|International Classification||H05B41/298, H05B41/392|
|Cooperative Classification||Y10S315/04, H05B41/3927, H05B41/2986|
|European Classification||H05B41/392D8, H05B41/298C6|
|Aug 17, 1981||AS||Assignment|
Owner name: COMMONDORE ELECTRONICS, LTD. NASSAU,BAHAMA
Free format text: ASSIGNMENT OF ASSIGNORS INTEREST.;ASSIGNOR:HYLTIN TOM M.;REEL/FRAME:003887/0170
Effective date: 19810608
|Sep 8, 1986||FPAY||Fee payment|
Year of fee payment: 4

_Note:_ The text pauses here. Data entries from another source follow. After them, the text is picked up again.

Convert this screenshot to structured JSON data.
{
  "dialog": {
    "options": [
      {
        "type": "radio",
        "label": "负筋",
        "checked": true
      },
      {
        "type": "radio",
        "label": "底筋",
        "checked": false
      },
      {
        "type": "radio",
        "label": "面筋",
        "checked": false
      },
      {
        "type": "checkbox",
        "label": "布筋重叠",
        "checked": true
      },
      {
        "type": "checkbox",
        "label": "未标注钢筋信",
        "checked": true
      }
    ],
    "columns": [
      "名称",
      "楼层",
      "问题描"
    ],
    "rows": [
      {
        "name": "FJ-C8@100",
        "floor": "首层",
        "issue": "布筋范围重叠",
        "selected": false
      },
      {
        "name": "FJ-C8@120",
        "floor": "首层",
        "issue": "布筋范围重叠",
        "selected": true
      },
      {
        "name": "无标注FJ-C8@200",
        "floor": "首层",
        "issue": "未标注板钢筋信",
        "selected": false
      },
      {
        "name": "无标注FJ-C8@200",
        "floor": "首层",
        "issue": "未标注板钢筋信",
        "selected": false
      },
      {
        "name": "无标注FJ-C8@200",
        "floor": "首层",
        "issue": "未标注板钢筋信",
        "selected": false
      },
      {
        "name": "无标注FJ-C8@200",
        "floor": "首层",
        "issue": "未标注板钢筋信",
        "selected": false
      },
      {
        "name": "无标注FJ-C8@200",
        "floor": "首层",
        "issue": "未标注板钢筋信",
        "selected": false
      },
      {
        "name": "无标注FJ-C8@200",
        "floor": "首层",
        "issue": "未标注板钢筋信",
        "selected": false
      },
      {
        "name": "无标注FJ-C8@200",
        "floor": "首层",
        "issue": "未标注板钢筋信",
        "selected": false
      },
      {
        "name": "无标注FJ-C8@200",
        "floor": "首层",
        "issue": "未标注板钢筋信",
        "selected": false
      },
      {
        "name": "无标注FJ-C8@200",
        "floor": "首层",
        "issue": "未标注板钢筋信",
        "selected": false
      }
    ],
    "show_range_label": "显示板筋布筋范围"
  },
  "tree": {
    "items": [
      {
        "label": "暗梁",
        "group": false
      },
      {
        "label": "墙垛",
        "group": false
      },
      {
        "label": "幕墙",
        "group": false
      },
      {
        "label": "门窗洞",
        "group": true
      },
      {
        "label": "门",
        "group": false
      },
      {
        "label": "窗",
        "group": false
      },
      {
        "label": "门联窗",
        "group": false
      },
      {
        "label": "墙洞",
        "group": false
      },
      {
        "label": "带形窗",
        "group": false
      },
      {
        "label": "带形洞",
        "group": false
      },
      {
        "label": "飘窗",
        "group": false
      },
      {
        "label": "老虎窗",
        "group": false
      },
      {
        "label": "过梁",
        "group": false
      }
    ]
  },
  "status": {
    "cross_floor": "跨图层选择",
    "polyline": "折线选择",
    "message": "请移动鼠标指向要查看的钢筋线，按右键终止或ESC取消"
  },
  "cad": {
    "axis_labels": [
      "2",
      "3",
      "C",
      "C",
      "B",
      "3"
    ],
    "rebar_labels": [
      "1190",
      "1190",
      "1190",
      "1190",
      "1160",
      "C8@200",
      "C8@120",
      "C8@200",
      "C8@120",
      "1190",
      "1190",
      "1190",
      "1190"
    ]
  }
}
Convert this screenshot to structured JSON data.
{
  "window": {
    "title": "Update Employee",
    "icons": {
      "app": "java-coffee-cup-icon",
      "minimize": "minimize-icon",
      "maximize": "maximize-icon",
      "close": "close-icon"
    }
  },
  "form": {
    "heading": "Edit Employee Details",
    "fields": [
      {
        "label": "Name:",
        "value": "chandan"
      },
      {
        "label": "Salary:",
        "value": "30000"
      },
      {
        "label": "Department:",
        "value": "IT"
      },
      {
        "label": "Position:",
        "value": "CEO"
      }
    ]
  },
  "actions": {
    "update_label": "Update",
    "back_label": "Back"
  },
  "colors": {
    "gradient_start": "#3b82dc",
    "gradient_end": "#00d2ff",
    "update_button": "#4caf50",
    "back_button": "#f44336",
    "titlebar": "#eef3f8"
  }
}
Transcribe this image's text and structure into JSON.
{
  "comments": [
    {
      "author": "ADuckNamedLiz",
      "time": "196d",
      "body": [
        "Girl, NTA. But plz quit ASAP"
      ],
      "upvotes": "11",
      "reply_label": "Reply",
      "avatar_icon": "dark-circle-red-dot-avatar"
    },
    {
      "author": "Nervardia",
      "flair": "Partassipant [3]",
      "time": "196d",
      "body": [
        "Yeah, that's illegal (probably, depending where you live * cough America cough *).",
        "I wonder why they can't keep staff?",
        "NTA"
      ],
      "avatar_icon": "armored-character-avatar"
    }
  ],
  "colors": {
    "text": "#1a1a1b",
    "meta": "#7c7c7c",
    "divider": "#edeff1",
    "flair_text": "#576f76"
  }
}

|Jan 15, 1991||REMI||Maintenance fee reminder mailed|
|Jun 16, 1991||LAPS||Lapse for failure to pay maintenance fees|
|Aug 27, 1991||FP||Expired due to failure to pay maintenance fee|
Effective date: 19910616
|Jun 26, 1995||AS||Assignment|
Owner name: ESCOM AG, GERMANY
Free format text: ASSIGNMENT OF ASSIGNORS INTEREST;ASSIGNORS:COMMODORE ELECTRONICS LIMITED;COMMODORE AMIGA, INC.;COMMODORE BUSINESS MACHINES, INC.;REEL/FRAME:007526/0514
Effective date: 19950501